(Records drawn from a dataset)
+--

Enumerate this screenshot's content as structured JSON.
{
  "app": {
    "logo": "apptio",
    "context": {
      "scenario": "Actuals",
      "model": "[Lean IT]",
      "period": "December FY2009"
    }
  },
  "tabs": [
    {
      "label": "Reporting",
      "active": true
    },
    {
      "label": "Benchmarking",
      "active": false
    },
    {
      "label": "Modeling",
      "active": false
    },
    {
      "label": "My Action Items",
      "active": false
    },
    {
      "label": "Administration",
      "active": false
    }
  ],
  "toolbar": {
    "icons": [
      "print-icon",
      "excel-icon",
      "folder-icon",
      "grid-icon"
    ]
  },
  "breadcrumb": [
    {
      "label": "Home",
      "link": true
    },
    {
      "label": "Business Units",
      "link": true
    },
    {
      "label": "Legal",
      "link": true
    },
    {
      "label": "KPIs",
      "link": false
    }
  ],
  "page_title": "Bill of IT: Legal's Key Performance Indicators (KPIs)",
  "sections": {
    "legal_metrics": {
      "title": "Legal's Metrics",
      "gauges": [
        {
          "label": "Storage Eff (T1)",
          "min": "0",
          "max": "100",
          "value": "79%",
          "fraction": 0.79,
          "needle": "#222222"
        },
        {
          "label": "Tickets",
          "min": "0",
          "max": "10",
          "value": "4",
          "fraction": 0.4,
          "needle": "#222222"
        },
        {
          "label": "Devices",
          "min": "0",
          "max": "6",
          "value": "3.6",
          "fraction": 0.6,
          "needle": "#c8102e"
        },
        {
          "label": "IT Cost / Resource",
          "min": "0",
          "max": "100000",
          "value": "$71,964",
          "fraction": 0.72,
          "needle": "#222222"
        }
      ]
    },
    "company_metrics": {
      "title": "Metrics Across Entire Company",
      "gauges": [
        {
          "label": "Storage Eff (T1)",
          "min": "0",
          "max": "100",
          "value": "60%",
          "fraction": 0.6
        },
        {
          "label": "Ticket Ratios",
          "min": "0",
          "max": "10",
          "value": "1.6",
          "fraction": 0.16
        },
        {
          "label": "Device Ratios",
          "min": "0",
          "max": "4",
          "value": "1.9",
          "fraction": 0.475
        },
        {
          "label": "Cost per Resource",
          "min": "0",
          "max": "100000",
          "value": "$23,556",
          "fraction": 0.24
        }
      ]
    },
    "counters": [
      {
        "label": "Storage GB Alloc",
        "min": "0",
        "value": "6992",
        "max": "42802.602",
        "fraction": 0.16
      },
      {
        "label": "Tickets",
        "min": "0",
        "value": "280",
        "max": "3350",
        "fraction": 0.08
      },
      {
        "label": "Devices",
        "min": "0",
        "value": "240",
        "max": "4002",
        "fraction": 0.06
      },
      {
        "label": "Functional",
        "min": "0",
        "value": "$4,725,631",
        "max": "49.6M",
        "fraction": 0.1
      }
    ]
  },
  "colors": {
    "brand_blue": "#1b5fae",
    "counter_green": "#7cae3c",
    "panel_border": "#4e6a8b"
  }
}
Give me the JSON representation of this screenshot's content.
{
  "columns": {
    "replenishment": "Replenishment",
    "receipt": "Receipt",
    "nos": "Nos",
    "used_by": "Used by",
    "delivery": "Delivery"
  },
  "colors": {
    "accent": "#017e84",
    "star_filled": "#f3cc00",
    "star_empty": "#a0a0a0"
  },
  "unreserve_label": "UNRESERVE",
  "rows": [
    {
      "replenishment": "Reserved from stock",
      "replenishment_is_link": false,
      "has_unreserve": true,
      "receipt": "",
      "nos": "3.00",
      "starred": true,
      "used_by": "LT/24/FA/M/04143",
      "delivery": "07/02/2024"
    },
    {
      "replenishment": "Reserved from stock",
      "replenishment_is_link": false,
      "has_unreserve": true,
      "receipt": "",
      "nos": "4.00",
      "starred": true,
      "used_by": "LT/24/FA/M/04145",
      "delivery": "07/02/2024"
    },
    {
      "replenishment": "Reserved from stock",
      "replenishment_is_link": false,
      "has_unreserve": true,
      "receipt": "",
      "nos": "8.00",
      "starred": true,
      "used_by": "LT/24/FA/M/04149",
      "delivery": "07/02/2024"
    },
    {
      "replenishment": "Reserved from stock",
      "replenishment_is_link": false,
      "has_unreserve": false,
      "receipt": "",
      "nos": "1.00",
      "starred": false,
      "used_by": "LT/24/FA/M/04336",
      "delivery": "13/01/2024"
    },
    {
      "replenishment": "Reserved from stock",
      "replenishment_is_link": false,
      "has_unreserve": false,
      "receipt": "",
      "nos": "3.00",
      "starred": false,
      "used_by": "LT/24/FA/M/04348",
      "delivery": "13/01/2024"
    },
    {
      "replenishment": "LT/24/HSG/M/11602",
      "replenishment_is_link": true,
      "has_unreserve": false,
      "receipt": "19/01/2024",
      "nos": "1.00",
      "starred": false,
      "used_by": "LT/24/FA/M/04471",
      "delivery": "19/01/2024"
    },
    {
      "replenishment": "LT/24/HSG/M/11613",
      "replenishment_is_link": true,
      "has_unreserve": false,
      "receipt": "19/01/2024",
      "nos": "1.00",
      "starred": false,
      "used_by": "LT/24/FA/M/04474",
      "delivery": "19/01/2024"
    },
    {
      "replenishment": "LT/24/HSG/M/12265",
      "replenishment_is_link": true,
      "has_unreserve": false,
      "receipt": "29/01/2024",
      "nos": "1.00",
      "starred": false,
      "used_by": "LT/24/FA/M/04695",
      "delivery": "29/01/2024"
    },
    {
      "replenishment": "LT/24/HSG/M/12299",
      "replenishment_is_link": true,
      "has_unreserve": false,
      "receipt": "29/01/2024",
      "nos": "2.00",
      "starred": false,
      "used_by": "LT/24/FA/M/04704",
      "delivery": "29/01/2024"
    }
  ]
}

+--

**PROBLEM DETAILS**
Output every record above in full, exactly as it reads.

**ANSWER TO THE PROBLEM**
Enumerate this screenshot's content as structured JSON.
{
  "app": {
    "logo": "apptio",
    "context": {
      "scenario": "Actuals",
      "model": "[Lean IT]",
      "period": "December FY2009"
    }
  },
  "tabs": [
    {
      "label": "Reporting",
      "active": true
    },
    {
      "label": "Benchmarking",
      "active": false
    },
    {
      "label": "Modeling",
      "active": false
    },
    {
      "label": "My Action Items",
      "active": false
    },
    {
      "label": "Administration",
      "active": false
    }
  ],
  "toolbar": {
    "icons": [
      "print-icon",
      "excel-icon",
      "folder-icon",
      "grid-icon"
    ]
  },
  "breadcrumb": [
    {
      "label": "Home",
      "link": true
    },
    {
      "label": "Business Units",
      "link": true
    },
    {
      "label": "Legal",
      "link": true
    },
    {
      "label": "KPIs",
      "link": false
    }
  ],
  "page_title": "Bill of IT: Legal's Key Performance Indicators (KPIs)",
  "sections": {
    "legal_metrics": {
      "title": "Legal's Metrics",
      "gauges": [
        {
          "label": "Storage Eff (T1)",
          "min": "0",
          "max": "100",
          "value": "79%",
          "fraction": 0.79,
          "needle": "#222222"
        },
        {
          "label": "Tickets",
          "min": "0",
          "max": "10",
          "value": "4",
          "fraction": 0.4,
          "needle": "#222222"
        },
        {
          "label": "Devices",
          "min": "0",
          "max": "6",
          "value": "3.6",
          "fraction": 0.6,
          "needle": "#c8102e"
        },
        {
          "label": "IT Cost / Resource",
          "min": "0",
          "max": "100000",
          "value": "$71,964",
          "fraction": 0.72,
          "needle": "#222222"
        }
      ]
    },
    "company_metrics": {
      "title": "Metrics Across Entire Company",
      "gauges": [
        {
          "label": "Storage Eff (T1)",
          "min": "0",
          "max": "100",
          "value": "60%",
          "fraction": 0.6
        },
        {
          "label": "Ticket Ratios",
          "min": "0",
          "max": "10",
          "value": "1.6",
          "fraction": 0.16
        },
        {
          "label": "Device Ratios",
          "min": "0",
          "max": "4",
          "value": "1.9",
          "fraction": 0.475
        },
        {
          "label": "Cost per Resource",
          "min": "0",
          "max": "100000",
          "value": "$23,556",
          "fraction": 0.24
        }
      ]
    },
    "counters": [
      {
        "label": "Storage GB Alloc",
        "min": "0",
        "value": "6992",
        "max": "42802.602",
        "fraction": 0.16
      },
      {
        "label": "Tickets",
        "min": "0",
        "value": "280",
        "max": "3350",
        "fraction": 0.08
      },
      {
        "label": "Devices",
        "min": "0",
        "value": "240",
        "max": "4002",
        "fraction": 0.06
      },
      {
        "label": "Functional",
        "min": "0",
        "value": "$4,725,631",
        "max": "49.6M",
        "fraction": 0.1
      }
    ]
  },
  "colors": {
    "brand_blue": "#1b5fae",
    "counter_green": "#7cae3c",
    "panel_border": "#4e6a8b"
  }
}
Give me the JSON representation of this screenshot's content.
{
  "columns": {
    "replenishment": "Replenishment",
    "receipt": "Receipt",
    "nos": "Nos",
    "used_by": "Used by",
    "delivery": "Delivery"
  },
  "colors": {
    "accent": "#017e84",
    "star_filled": "#f3cc00",
    "star_empty": "#a0a0a0"
  },
  "unreserve_label": "UNRESERVE",
  "rows": [
    {
      "replenishment": "Reserved from stock",
      "replenishment_is_link": false,
      "has_unreserve": true,
      "receipt": "",
      "nos": "3.00",
      "starred": true,
      "used_by": "LT/24/FA/M/04143",
      "delivery": "07/02/2024"
    },
    {
      "replenishment": "Reserved from stock",
      "replenishment_is_link": false,
      "has_unreserve": true,
      "receipt": "",
      "nos": "4.00",
      "starred": true,
      "used_by": "LT/24/FA/M/04145",
      "delivery": "07/02/2024"
    },
    {
      "replenishment": "Reserved from stock",
      "replenishment_is_link": false,
      "has_unreserve": true,
      "receipt": "",
      "nos": "8.00",
      "starred": true,
      "used_by": "LT/24/FA/M/04149",
      "delivery": "07/02/2024"
    },
    {
      "replenishment": "Reserved from stock",
      "replenishment_is_link": false,
      "has_unreserve": false,
      "receipt": "",
      "nos": "1.00",
      "starred": false,
      "used_by": "LT/24/FA/M/04336",
      "delivery": "13/01/2024"
    },
    {
      "replenishment": "Reserved from stock",
      "replenishment_is_link": false,
      "has_unreserve": false,
      "receipt": "",
      "nos": "3.00",
      "starred": false,
      "used_by": "LT/24/FA/M/04348",
      "delivery": "13/01/2024"
    },
    {
      "replenishment": "LT/24/HSG/M/11602",
      "replenishment_is_link": true,
      "has_unreserve": false,
      "receipt": "19/01/2024",
      "nos": "1.00",
      "starred": false,
      "used_by": "LT/24/FA/M/04471",
      "delivery": "19/01/2024"
    },
    {
      "replenishment": "LT/24/HSG/M/11613",
      "replenishment_is_link": true,
      "has_unreserve": false,
      "receipt": "19/01/2024",
      "nos": "1.00",
      "starred": false,
      "used_by": "LT/24/FA/M/04474",
      "delivery": "19/01/2024"
    },
    {
      "replenishment": "LT/24/HSG/M/12265",
      "replenishment_is_link": true,
      "has_unreserve": false,
      "receipt": "29/01/2024",
      "nos": "1.00",
      "starred": false,
      "used_by": "LT/24/FA/M/04695",
      "delivery": "29/01/2024"
    },
    {
      "replenishment": "LT/24/HSG/M/12299",
      "replenishment_is_link": true,
      "has_unreserve": false,
      "receipt": "29/01/2024",
      "nos": "2.00",
      "starred": false,
      "used_by": "LT/24/FA/M/04704",
      "delivery": "29/01/2024"
    }
  ]
}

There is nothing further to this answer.